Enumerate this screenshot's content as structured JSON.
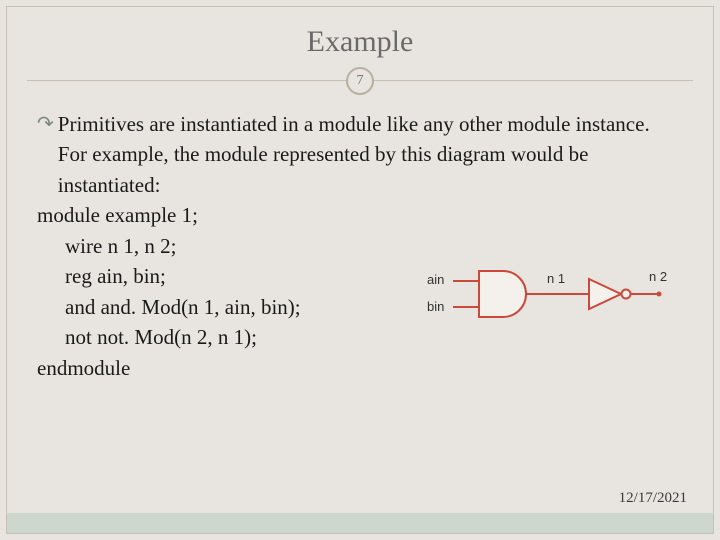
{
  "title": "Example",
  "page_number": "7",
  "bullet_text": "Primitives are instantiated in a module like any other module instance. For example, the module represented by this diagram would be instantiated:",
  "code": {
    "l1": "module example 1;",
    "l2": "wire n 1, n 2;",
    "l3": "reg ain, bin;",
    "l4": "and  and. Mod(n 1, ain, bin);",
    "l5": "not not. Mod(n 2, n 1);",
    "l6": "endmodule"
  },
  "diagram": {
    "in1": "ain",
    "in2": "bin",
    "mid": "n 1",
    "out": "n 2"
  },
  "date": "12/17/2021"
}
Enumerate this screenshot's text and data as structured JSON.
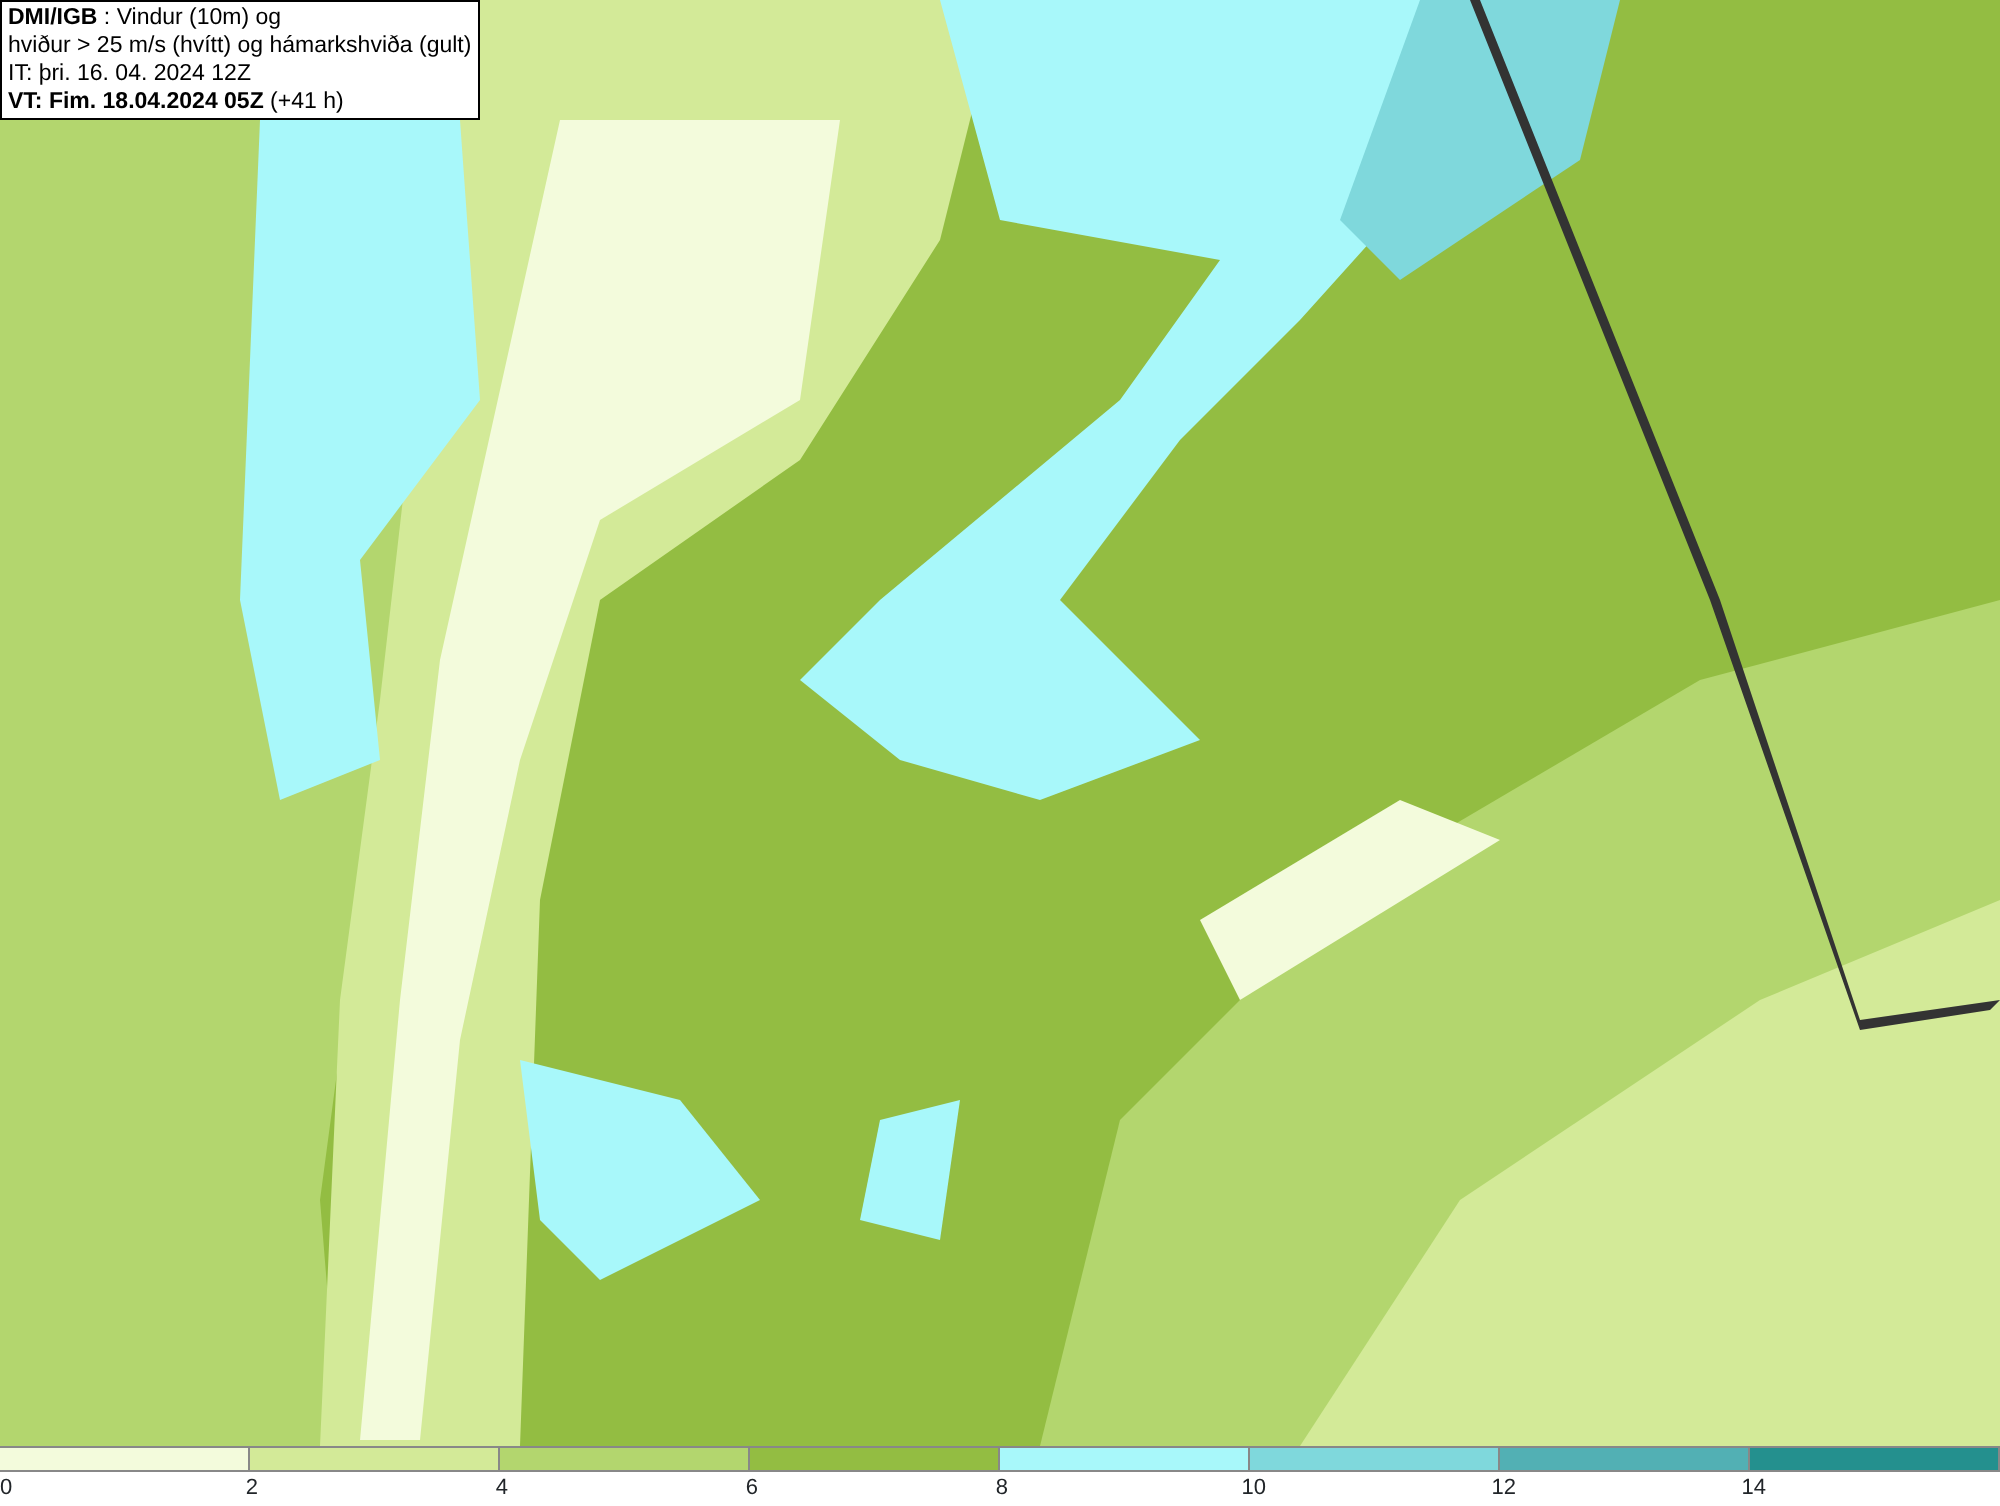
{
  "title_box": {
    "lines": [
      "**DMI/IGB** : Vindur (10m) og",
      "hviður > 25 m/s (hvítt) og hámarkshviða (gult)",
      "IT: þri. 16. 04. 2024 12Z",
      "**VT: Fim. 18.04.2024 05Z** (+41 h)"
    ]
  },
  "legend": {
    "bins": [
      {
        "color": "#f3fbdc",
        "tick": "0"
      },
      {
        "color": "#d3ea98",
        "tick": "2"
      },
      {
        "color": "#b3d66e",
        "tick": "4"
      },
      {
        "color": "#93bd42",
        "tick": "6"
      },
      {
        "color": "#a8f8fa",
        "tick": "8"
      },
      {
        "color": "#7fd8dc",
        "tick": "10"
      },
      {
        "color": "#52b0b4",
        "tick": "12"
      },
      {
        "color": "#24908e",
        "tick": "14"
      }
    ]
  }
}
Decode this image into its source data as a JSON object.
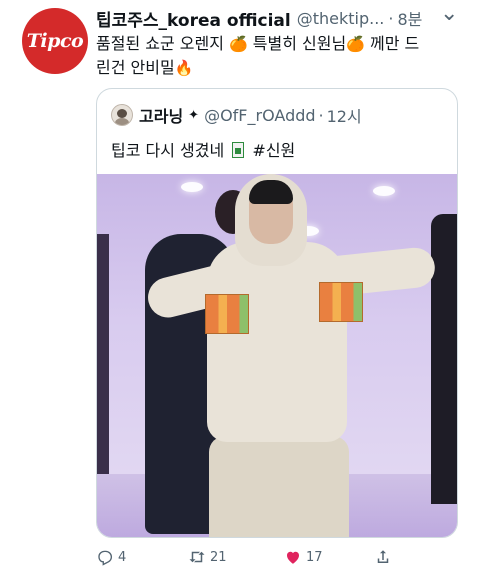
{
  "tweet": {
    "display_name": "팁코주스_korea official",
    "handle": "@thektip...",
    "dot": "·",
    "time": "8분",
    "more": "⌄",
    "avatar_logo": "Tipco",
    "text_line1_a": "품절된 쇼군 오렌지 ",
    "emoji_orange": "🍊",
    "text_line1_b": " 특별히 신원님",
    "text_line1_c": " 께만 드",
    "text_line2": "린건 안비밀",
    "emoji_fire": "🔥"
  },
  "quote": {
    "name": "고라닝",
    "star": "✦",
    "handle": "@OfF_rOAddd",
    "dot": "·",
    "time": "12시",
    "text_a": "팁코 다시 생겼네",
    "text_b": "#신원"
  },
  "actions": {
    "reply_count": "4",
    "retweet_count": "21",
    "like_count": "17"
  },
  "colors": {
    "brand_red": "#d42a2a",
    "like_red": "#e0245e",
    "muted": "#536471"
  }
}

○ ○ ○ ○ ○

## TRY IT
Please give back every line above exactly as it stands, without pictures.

## ANSWER AREA
Enumerate this screenshot's content as structured JSON.
{
  "title": "Example",
  "page_number": "7",
  "bullet_text": "Primitives are instantiated in a module like any other module instance. For example, the module represented by this diagram would be instantiated:",
  "code": {
    "l1": "module example 1;",
    "l2": "wire n 1, n 2;",
    "l3": "reg ain, bin;",
    "l4": "and  and. Mod(n 1, ain, bin);",
    "l5": "not not. Mod(n 2, n 1);",
    "l6": "endmodule"
  },
  "diagram": {
    "in1": "ain",
    "in2": "bin",
    "mid": "n 1",
    "out": "n 2"
  },
  "date": "12/17/2021"
}
Enumerate this screenshot's text and data as structured JSON.
{
  "title_box": {
    "lines": [
      "**DMI/IGB** : Vindur (10m) og",
      "hviður > 25 m/s (hvítt) og hámarkshviða (gult)",
      "IT: þri. 16. 04. 2024 12Z",
      "**VT: Fim. 18.04.2024 05Z** (+41 h)"
    ]
  },
  "legend": {
    "bins": [
      {
        "color": "#f3fbdc",
        "tick": "0"
      },
      {
        "color": "#d3ea98",
        "tick": "2"
      },
      {
        "color": "#b3d66e",
        "tick": "4"
      },
      {
        "color": "#93bd42",
        "tick": "6"
      },
      {
        "color": "#a8f8fa",
        "tick": "8"
      },
      {
        "color": "#7fd8dc",
        "tick": "10"
      },
      {
        "color": "#52b0b4",
        "tick": "12"
      },
      {
        "color": "#24908e",
        "tick": "14"
      }
    ]
  }
}
Decode this image into its source data as a JSON object.
{
  "tweet": {
    "display_name": "팁코주스_korea official",
    "handle": "@thektip...",
    "dot": "·",
    "time": "8분",
    "more": "⌄",
    "avatar_logo": "Tipco",
    "text_line1_a": "품절된 쇼군 오렌지 ",
    "emoji_orange": "🍊",
    "text_line1_b": " 특별히 신원님",
    "text_line1_c": " 께만 드",
    "text_line2": "린건 안비밀",
    "emoji_fire": "🔥"
  },
  "quote": {
    "name": "고라닝",
    "star": "✦",
    "handle": "@OfF_rOAddd",
    "dot": "·",
    "time": "12시",
    "text_a": "팁코 다시 생겼네",
    "text_b": "#신원"
  },
  "actions": {
    "reply_count": "4",
    "retweet_count": "21",
    "like_count": "17"
  },
  "colors": {
    "brand_red": "#d42a2a",
    "like_red": "#e0245e",
    "muted": "#536471"
  }
}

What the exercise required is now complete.